— ASSIGNMENT —
All of the data needs to be printed again, exactly as written.

[Element data from apps and pages]
************

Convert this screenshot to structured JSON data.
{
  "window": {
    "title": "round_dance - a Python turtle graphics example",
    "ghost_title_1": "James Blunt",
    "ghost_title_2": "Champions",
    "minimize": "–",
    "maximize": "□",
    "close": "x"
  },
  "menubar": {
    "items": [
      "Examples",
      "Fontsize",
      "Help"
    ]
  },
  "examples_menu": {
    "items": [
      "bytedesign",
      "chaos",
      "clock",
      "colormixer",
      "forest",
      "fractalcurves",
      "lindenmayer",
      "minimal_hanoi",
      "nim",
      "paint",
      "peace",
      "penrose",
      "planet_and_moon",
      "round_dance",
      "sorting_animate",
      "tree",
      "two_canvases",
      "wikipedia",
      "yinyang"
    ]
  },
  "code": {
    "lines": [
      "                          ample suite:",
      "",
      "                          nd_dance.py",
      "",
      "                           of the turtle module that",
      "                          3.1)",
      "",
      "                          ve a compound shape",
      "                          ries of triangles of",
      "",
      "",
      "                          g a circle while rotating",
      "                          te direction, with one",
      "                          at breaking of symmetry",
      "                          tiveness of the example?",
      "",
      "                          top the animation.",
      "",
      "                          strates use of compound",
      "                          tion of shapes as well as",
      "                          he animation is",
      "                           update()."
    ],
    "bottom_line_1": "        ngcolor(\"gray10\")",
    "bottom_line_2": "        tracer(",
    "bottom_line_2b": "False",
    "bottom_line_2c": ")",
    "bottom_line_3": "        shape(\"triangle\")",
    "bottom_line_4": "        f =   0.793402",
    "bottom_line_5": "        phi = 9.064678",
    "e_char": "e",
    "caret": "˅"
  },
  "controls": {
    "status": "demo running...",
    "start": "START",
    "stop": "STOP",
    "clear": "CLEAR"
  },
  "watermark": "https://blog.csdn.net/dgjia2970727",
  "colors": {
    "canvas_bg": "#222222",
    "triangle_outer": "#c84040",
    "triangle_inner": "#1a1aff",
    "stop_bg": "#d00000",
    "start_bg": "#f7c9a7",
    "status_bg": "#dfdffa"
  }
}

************

— EXERCISE OUTPUT —
Convert this screenshot to structured JSON data.
{
  "window": {
    "title": "round_dance - a Python turtle graphics example",
    "ghost_title_1": "James Blunt",
    "ghost_title_2": "Champions",
    "minimize": "–",
    "maximize": "□",
    "close": "x"
  },
  "menubar": {
    "items": [
      "Examples",
      "Fontsize",
      "Help"
    ]
  },
  "examples_menu": {
    "items": [
      "bytedesign",
      "chaos",
      "clock",
      "colormixer",
      "forest",
      "fractalcurves",
      "lindenmayer",
      "minimal_hanoi",
      "nim",
      "paint",
      "peace",
      "penrose",
      "planet_and_moon",
      "round_dance",
      "sorting_animate",
      "tree",
      "two_canvases",
      "wikipedia",
      "yinyang"
    ]
  },
  "code": {
    "lines": [
      "                          ample suite:",
      "",
      "                          nd_dance.py",
      "",
      "                           of the turtle module that",
      "                          3.1)",
      "",
      "                          ve a compound shape",
      "                          ries of triangles of",
      "",
      "",
      "                          g a circle while rotating",
      "                          te direction, with one",
      "                          at breaking of symmetry",
      "                          tiveness of the example?",
      "",
      "                          top the animation.",
      "",
      "                          strates use of compound",
      "                          tion of shapes as well as",
      "                          he animation is",
      "                           update()."
    ],
    "bottom_line_1": "        ngcolor(\"gray10\")",
    "bottom_line_2": "        tracer(",
    "bottom_line_2b": "False",
    "bottom_line_2c": ")",
    "bottom_line_3": "        shape(\"triangle\")",
    "bottom_line_4": "        f =   0.793402",
    "bottom_line_5": "        phi = 9.064678",
    "e_char": "e",
    "caret": "˅"
  },
  "controls": {
    "status": "demo running...",
    "start": "START",
    "stop": "STOP",
    "clear": "CLEAR"
  },
  "watermark": "https://blog.csdn.net/dgjia2970727",
  "colors": {
    "canvas_bg": "#222222",
    "triangle_outer": "#c84040",
    "triangle_inner": "#1a1aff",
    "stop_bg": "#d00000",
    "start_bg": "#f7c9a7",
    "status_bg": "#dfdffa"
  }
}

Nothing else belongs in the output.